● **Data provided**:
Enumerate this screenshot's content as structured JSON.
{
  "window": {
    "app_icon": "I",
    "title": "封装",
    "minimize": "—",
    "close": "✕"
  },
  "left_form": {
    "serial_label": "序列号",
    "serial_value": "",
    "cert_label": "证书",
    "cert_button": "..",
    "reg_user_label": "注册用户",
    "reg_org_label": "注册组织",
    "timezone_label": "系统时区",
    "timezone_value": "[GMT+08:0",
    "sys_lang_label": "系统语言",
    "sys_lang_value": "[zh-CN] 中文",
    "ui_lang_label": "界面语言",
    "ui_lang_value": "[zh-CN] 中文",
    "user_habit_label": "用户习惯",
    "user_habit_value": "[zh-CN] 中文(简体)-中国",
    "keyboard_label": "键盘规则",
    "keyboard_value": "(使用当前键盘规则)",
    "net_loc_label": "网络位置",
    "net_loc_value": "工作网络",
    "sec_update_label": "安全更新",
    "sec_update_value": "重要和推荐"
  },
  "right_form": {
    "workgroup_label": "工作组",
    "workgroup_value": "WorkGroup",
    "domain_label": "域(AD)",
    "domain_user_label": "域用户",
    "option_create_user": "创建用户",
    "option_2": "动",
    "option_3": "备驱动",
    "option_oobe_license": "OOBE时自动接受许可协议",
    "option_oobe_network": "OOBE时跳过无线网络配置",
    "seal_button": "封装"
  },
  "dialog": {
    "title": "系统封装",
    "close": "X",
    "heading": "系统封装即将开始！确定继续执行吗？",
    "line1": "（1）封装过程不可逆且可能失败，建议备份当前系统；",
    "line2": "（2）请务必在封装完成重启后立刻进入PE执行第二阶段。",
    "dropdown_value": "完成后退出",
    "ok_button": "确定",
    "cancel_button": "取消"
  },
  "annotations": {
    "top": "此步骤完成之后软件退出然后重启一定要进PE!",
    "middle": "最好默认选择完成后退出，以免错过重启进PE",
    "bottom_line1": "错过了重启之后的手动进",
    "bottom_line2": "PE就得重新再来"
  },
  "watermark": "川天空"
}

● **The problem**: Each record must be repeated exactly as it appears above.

● **Output below**:
Enumerate this screenshot's content as structured JSON.
{
  "window": {
    "app_icon": "I",
    "title": "封装",
    "minimize": "—",
    "close": "✕"
  },
  "left_form": {
    "serial_label": "序列号",
    "serial_value": "",
    "cert_label": "证书",
    "cert_button": "..",
    "reg_user_label": "注册用户",
    "reg_org_label": "注册组织",
    "timezone_label": "系统时区",
    "timezone_value": "[GMT+08:0",
    "sys_lang_label": "系统语言",
    "sys_lang_value": "[zh-CN] 中文",
    "ui_lang_label": "界面语言",
    "ui_lang_value": "[zh-CN] 中文",
    "user_habit_label": "用户习惯",
    "user_habit_value": "[zh-CN] 中文(简体)-中国",
    "keyboard_label": "键盘规则",
    "keyboard_value": "(使用当前键盘规则)",
    "net_loc_label": "网络位置",
    "net_loc_value": "工作网络",
    "sec_update_label": "安全更新",
    "sec_update_value": "重要和推荐"
  },
  "right_form": {
    "workgroup_label": "工作组",
    "workgroup_value": "WorkGroup",
    "domain_label": "域(AD)",
    "domain_user_label": "域用户",
    "option_create_user": "创建用户",
    "option_2": "动",
    "option_3": "备驱动",
    "option_oobe_license": "OOBE时自动接受许可协议",
    "option_oobe_network": "OOBE时跳过无线网络配置",
    "seal_button": "封装"
  },
  "dialog": {
    "title": "系统封装",
    "close": "X",
    "heading": "系统封装即将开始！确定继续执行吗？",
    "line1": "（1）封装过程不可逆且可能失败，建议备份当前系统；",
    "line2": "（2）请务必在封装完成重启后立刻进入PE执行第二阶段。",
    "dropdown_value": "完成后退出",
    "ok_button": "确定",
    "cancel_button": "取消"
  },
  "annotations": {
    "top": "此步骤完成之后软件退出然后重启一定要进PE!",
    "middle": "最好默认选择完成后退出，以免错过重启进PE",
    "bottom_line1": "错过了重启之后的手动进",
    "bottom_line2": "PE就得重新再来"
  },
  "watermark": "川天空"
}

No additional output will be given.